The first of note is the race between Google and Facebook to bring Internet access to the 5 billion people that don’t have it today. Google is considering a fleet of balloons that they have named Loon as a platform to bring Internet everywhere. Facebook has teamed up with other companies in a collaboration called Internet.org. This group is considering both satellite technology and solar-powered drones that would fly at 20,000 meters, above both weather and commercial air traffic.
But these two initiatives are just the beginning of what’s coming to the sky. Today over a billion people on the planet don’t have access to electricity, and so that issue must be addressed first before bringing Internet access. There are a number of firms looking at ways to bring electricity to remote area using airborne wind turbines. One of these is the BAT being trialed in Alaska by Altaeros Energies. The BAT is a helium-filled cylindrical blimp with a wind-turbine in the center. It can fly up to 1,000 feet to catch steady winds and can generate enough electricity in this first version to power twelve full-sized homes.
But there are other companies looking at air-born electric generation. One is Google-owned Makani out of California whose wind generator looks like a glider airplane. Another firm looking into tethered wind generators is LTA Windpower out of Canada that has a design that looks like a blimp with wings. Finally in the race is EnerKite out of Berlin which has designed what looks like a large kite that can generate electricity.
All of these airborne wind generators are counting on the fact that winds are steadier and stronger as close as 1,000 feet off the ground. Building generators that can reach into those steady winds is far more efficient per dollar than land-based wind turbines. Plus, these wind generators can bring electric generation to remote places – to a small group of rural homes off the grid, to remote locations used for scientific research, to rural villages in third world countries or to temporary locations like airplane crash sites.
While we are looking up at the sky we are probably going to start seeing drones used for all sorts of commercial purposes. The biggest such announcement was Amazon talking about using drones to deliver small packages within 30-minutes of taking an order. But there are other companies around the world looking at delivery drones. SF Express in China is already using delivery drones on a trial basis. And a UK franchise of Domino’s pizza has demonstrated pizza delivery with drones.
In addition to the commercial applications are the personal and government applications. Anybody can buy a drone today that can be used to peek in your neighbor’s windows. Many science fiction books have predicted a future when police drones will be sent quickly to crime and accident scenes to record fresh evidence, and of course, in science fiction books this always morphs into drones that poke into every aspect of our privacy.

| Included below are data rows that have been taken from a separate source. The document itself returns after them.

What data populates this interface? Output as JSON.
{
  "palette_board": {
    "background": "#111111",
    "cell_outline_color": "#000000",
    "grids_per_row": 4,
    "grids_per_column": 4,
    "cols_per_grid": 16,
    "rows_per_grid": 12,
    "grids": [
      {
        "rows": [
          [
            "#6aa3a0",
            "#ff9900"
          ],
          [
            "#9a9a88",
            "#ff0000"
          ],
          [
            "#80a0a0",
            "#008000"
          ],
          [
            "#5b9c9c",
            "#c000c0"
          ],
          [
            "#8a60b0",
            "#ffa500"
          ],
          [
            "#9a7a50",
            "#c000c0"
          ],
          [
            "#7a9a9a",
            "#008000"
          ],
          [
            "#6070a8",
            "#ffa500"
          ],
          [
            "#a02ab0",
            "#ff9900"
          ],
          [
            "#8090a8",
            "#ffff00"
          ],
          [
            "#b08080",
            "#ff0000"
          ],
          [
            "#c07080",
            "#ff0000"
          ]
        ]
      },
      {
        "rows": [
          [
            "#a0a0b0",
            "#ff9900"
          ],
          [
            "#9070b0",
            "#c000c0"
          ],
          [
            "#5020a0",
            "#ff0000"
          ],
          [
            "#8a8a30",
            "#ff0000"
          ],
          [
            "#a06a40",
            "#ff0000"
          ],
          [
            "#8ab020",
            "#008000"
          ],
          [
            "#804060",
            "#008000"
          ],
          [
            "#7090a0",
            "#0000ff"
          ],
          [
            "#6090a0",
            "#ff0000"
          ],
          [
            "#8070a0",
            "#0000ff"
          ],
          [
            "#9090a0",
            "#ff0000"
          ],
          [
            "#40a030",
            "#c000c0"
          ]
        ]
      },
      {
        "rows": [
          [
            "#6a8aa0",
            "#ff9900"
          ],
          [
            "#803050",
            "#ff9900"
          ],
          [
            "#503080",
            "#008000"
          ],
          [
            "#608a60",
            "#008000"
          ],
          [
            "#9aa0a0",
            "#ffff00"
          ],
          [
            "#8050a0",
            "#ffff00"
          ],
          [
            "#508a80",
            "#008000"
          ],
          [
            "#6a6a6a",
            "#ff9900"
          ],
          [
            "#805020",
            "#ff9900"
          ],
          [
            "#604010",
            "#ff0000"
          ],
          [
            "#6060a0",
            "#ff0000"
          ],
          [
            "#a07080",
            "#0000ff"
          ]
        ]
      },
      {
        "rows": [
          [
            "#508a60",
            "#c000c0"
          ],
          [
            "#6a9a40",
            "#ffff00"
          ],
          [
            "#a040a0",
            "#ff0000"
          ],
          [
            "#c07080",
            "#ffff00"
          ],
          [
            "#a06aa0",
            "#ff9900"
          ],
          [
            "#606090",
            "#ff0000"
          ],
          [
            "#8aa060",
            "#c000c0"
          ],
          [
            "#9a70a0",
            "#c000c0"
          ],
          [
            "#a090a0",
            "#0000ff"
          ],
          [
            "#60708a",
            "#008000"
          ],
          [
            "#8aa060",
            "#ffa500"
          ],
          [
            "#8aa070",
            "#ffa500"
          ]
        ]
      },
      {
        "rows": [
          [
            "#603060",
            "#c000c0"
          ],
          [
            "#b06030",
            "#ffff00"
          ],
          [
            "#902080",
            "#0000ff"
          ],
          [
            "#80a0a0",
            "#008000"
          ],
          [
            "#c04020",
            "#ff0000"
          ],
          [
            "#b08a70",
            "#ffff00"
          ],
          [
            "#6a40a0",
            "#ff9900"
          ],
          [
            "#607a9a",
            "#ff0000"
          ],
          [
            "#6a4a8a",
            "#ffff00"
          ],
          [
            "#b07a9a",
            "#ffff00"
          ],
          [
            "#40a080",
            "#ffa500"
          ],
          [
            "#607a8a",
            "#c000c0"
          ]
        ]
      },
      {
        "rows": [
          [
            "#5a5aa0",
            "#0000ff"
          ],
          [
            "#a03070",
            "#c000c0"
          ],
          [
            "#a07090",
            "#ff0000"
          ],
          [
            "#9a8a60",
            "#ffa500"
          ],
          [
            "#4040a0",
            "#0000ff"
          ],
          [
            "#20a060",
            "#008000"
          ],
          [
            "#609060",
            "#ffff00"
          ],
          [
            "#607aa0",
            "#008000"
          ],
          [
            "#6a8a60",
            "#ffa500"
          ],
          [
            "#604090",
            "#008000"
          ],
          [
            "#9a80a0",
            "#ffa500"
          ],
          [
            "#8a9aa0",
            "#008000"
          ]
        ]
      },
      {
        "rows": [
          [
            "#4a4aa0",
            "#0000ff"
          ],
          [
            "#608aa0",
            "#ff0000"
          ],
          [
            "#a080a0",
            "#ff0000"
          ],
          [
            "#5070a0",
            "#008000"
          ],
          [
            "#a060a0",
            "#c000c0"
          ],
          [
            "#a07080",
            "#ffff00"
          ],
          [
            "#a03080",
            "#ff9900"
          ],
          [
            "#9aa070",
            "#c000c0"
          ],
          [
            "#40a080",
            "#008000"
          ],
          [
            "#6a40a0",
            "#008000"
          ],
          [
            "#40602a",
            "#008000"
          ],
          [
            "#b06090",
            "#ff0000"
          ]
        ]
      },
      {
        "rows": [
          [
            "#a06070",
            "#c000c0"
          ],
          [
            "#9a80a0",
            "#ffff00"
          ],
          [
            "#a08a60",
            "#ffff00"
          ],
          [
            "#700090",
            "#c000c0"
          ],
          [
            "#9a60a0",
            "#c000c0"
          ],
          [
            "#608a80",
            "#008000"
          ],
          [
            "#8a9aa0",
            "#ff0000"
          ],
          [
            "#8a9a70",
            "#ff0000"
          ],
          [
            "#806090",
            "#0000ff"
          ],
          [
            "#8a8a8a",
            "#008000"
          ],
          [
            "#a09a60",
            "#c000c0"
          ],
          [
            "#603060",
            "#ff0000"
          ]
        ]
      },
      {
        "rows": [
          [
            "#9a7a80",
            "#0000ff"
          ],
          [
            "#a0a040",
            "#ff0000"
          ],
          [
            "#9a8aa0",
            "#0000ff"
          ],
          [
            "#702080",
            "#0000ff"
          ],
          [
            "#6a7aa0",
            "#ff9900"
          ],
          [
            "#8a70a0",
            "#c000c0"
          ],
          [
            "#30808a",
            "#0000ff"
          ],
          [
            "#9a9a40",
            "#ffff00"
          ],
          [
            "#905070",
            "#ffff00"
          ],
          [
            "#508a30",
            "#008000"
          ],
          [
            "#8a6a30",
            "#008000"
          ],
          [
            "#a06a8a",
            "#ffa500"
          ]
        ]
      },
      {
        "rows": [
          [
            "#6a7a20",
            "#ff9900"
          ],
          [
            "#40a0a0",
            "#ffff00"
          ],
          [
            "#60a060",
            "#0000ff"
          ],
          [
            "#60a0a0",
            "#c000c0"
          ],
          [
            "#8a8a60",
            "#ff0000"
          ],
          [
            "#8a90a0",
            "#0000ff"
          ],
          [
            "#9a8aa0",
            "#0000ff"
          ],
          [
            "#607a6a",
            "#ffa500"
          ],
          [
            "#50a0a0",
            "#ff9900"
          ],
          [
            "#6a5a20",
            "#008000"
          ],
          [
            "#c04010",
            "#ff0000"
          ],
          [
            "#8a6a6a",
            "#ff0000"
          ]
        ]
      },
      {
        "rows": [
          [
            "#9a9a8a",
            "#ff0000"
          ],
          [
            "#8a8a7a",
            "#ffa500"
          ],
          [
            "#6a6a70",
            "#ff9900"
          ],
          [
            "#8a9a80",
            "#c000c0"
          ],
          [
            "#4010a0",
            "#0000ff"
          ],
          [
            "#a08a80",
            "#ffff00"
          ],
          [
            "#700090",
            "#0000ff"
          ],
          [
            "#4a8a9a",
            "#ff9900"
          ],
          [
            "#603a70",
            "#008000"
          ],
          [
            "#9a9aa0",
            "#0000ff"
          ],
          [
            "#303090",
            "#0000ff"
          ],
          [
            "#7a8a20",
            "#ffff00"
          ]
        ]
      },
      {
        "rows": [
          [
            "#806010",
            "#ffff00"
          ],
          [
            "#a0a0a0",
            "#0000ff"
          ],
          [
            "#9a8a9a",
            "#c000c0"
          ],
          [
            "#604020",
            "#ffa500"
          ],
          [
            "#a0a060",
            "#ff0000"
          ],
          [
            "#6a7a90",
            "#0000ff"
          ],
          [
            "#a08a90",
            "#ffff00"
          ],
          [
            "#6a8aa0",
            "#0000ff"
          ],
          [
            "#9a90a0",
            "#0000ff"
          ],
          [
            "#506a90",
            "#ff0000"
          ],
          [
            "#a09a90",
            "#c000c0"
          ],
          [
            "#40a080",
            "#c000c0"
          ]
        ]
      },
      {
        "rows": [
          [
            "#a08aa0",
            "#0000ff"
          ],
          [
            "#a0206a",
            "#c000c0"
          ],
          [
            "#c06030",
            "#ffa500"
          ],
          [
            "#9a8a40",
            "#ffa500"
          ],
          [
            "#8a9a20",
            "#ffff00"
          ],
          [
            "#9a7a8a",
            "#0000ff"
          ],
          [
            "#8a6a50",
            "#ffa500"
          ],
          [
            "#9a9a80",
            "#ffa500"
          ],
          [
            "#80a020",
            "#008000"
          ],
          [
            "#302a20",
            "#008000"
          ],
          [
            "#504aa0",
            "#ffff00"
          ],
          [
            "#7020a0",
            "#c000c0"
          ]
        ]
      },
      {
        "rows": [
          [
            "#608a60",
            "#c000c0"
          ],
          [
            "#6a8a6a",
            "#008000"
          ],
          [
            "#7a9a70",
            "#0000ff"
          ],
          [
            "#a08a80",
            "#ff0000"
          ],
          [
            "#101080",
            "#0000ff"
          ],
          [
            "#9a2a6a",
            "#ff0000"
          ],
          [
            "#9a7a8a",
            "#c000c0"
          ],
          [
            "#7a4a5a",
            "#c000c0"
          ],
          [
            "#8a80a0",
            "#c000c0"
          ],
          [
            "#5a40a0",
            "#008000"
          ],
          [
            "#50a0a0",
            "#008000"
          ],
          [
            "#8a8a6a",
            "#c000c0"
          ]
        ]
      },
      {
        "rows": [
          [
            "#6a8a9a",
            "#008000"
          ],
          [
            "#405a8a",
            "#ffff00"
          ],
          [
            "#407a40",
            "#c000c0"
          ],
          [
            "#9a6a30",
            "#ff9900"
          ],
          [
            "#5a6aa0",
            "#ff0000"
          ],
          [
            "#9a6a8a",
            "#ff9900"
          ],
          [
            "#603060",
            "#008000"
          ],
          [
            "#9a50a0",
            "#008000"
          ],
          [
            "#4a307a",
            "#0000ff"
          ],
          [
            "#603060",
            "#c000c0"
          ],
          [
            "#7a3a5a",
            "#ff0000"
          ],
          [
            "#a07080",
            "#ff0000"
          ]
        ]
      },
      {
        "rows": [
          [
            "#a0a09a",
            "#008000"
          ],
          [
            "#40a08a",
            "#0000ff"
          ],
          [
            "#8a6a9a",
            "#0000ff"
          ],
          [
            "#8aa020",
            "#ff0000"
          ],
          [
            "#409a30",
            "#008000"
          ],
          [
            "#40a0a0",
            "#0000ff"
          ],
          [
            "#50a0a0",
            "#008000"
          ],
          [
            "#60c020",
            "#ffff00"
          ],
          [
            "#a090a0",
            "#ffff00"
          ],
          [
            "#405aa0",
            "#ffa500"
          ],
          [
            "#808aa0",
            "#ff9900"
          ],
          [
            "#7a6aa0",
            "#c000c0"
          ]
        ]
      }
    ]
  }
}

Finally, there are a lot of recent articles talking about the possibility of soon building an affordable flying car or some sort of hovercraft that could be used for local transportation. In a few years there might be so many devices in the air that talk of UFOs will be ignored since there will usually be another explanation.